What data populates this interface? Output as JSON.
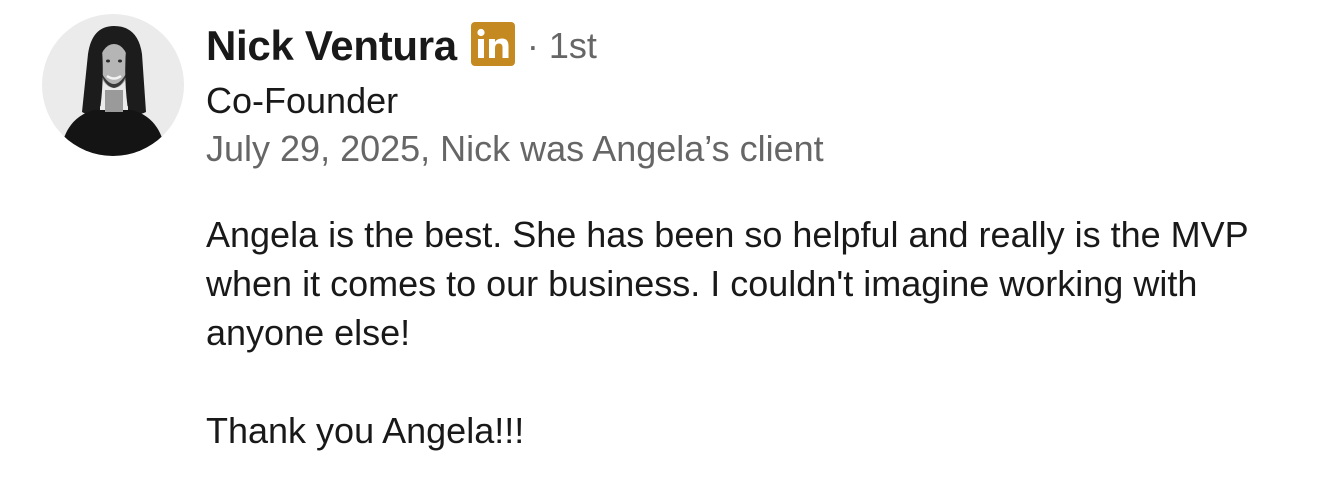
{
  "recommendation": {
    "author_name": "Nick Ventura",
    "linkedin_badge": "linkedin-icon",
    "connection_degree": "· 1st",
    "headline": "Co-Founder",
    "meta": "July 29, 2025, Nick was Angela’s client",
    "body": [
      "Angela is the best. She has been so helpful and really is the MVP when it comes to our business. I couldn't imagine working with anyone else!",
      "Thank you Angela!!!"
    ]
  },
  "colors": {
    "linkedin_badge": "#c48a21",
    "muted_text": "#666666",
    "primary_text": "#191919"
  }
}
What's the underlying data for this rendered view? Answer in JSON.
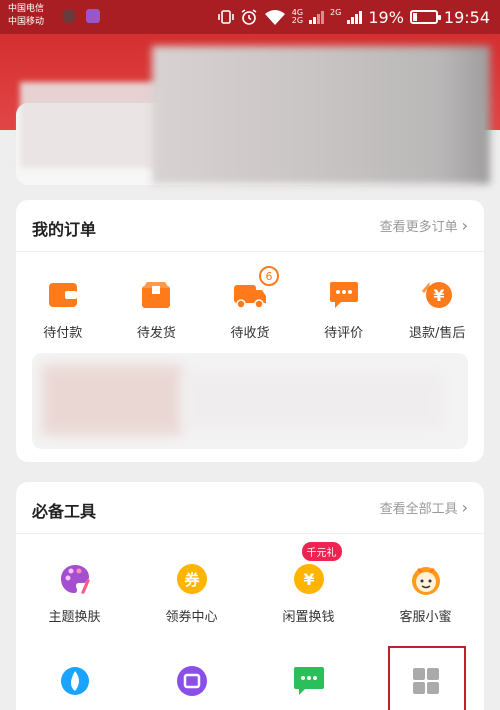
{
  "status_bar": {
    "carrier1": "中国电信",
    "carrier2": "中国移动",
    "network_top": "4G",
    "network_bottom": "2G",
    "network_second": "2G",
    "battery_text": "19%",
    "battery_level": 0.19,
    "time": "19:54"
  },
  "orders": {
    "title": "我的订单",
    "more": "查看更多订单",
    "items": [
      {
        "label": "待付款",
        "icon": "wallet-icon"
      },
      {
        "label": "待发货",
        "icon": "package-icon"
      },
      {
        "label": "待收货",
        "icon": "truck-icon",
        "badge": "6"
      },
      {
        "label": "待评价",
        "icon": "comment-icon"
      },
      {
        "label": "退款/售后",
        "icon": "refund-icon"
      }
    ]
  },
  "tools": {
    "title": "必备工具",
    "more": "查看全部工具",
    "items": [
      {
        "label": "主题换肤",
        "icon": "palette-icon"
      },
      {
        "label": "领券中心",
        "icon": "coupon-icon"
      },
      {
        "label": "闲置换钱",
        "icon": "money-icon",
        "tag": "千元礼"
      },
      {
        "label": "客服小蜜",
        "icon": "service-icon"
      }
    ],
    "row2_icons": [
      "drop-icon",
      "swap-icon",
      "chat-icon",
      "grid-icon"
    ],
    "coupon_glyph": "券",
    "money_glyph": "¥",
    "refund_glyph": "¥"
  },
  "colors": {
    "brand_red": "#d52f30",
    "status_bar": "#a81e22",
    "orange": "#ff7a1a",
    "tag_pink": "#ee2452"
  }
}
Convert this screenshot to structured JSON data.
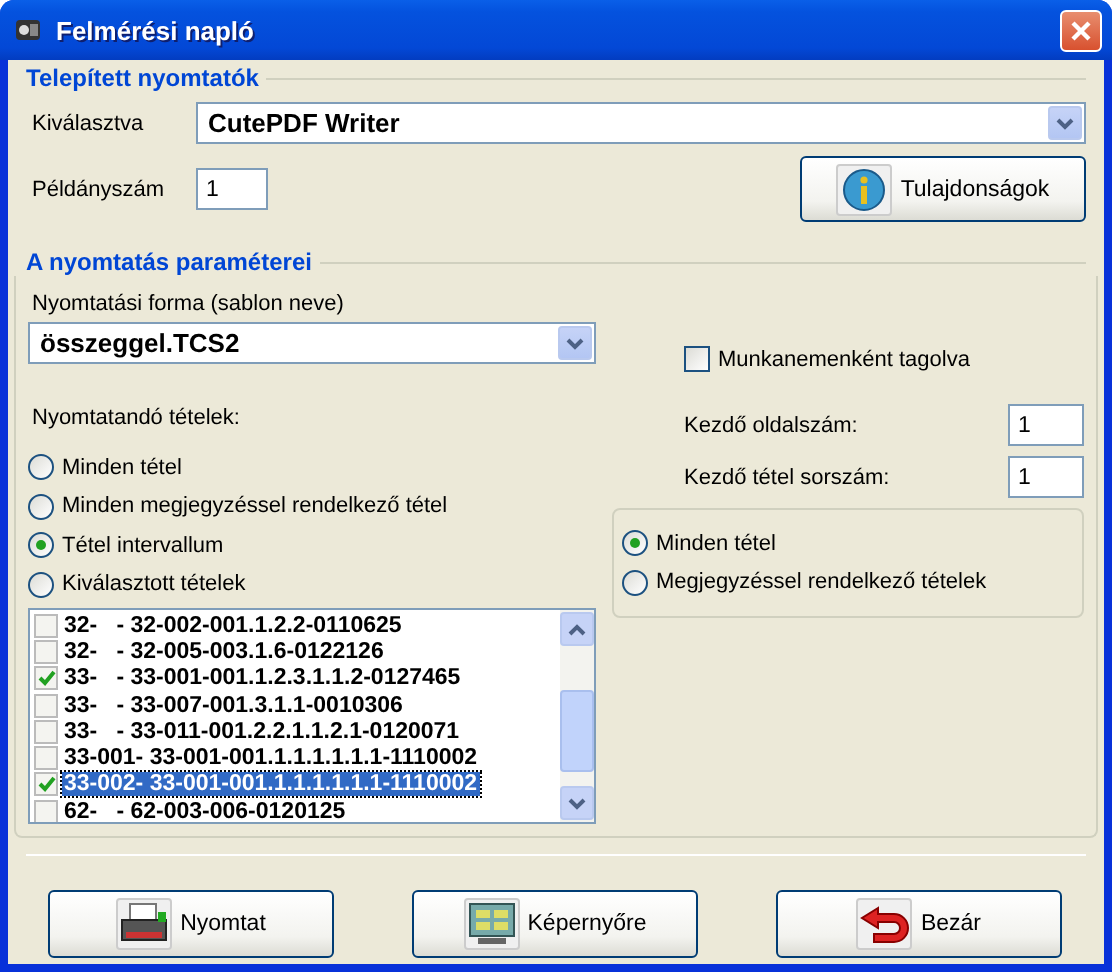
{
  "window": {
    "title": "Felmérési napló"
  },
  "printers": {
    "heading": "Telepített nyomtatók",
    "selected_label": "Kiválasztva",
    "selected_value": "CutePDF Writer",
    "copies_label": "Példányszám",
    "copies_value": "1",
    "properties_button": "Tulajdonságok"
  },
  "parameters": {
    "heading": "A nyomtatás paraméterei",
    "template_label": "Nyomtatási forma (sablon neve)",
    "template_value": "összeggel.TCS2",
    "split_checkbox": {
      "label": "Munkanemenként tagolva",
      "checked": false
    },
    "items_label": "Nyomtatandó tételek:",
    "item_options": [
      {
        "label": "Minden tétel",
        "selected": false
      },
      {
        "label": "Minden megjegyzéssel rendelkező tétel",
        "selected": false
      },
      {
        "label": "Tétel intervallum",
        "selected": true
      },
      {
        "label": "Kiválasztott tételek",
        "selected": false
      }
    ],
    "start_page": {
      "label": "Kezdő oldalszám:",
      "value": "1"
    },
    "start_item": {
      "label": "Kezdő tétel sorszám:",
      "value": "1"
    },
    "filter_options": [
      {
        "label": "Minden tétel",
        "selected": true
      },
      {
        "label": "Megjegyzéssel rendelkező tételek",
        "selected": false
      }
    ],
    "item_list": [
      {
        "text": "32-   - 32-002-001.1.2.2-0110625",
        "checked": false,
        "selected": false
      },
      {
        "text": "32-   - 32-005-003.1.6-0122126",
        "checked": false,
        "selected": false
      },
      {
        "text": "33-   - 33-001-001.1.2.3.1.1.2-0127465",
        "checked": true,
        "selected": false
      },
      {
        "text": "33-   - 33-007-001.3.1.1-0010306",
        "checked": false,
        "selected": false
      },
      {
        "text": "33-   - 33-011-001.2.2.1.1.2.1-0120071",
        "checked": false,
        "selected": false
      },
      {
        "text": "33-001- 33-001-001.1.1.1.1.1.1-1110002",
        "checked": false,
        "selected": false
      },
      {
        "text": "33-002- 33-001-001.1.1.1.1.1.1-1110002",
        "checked": true,
        "selected": true
      },
      {
        "text": "62-   - 62-003-006-0120125",
        "checked": false,
        "selected": false
      }
    ]
  },
  "buttons": [
    {
      "label": "Nyomtat",
      "kind": "print"
    },
    {
      "label": "Képernyőre",
      "kind": "screen"
    },
    {
      "label": "Bezár",
      "kind": "close"
    }
  ]
}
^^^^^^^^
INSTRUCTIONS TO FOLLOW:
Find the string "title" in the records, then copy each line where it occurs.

COMPLETED TASK:
    "title": "我的订单",
    "title": "必备工具",
    "title": "Felmérési napló"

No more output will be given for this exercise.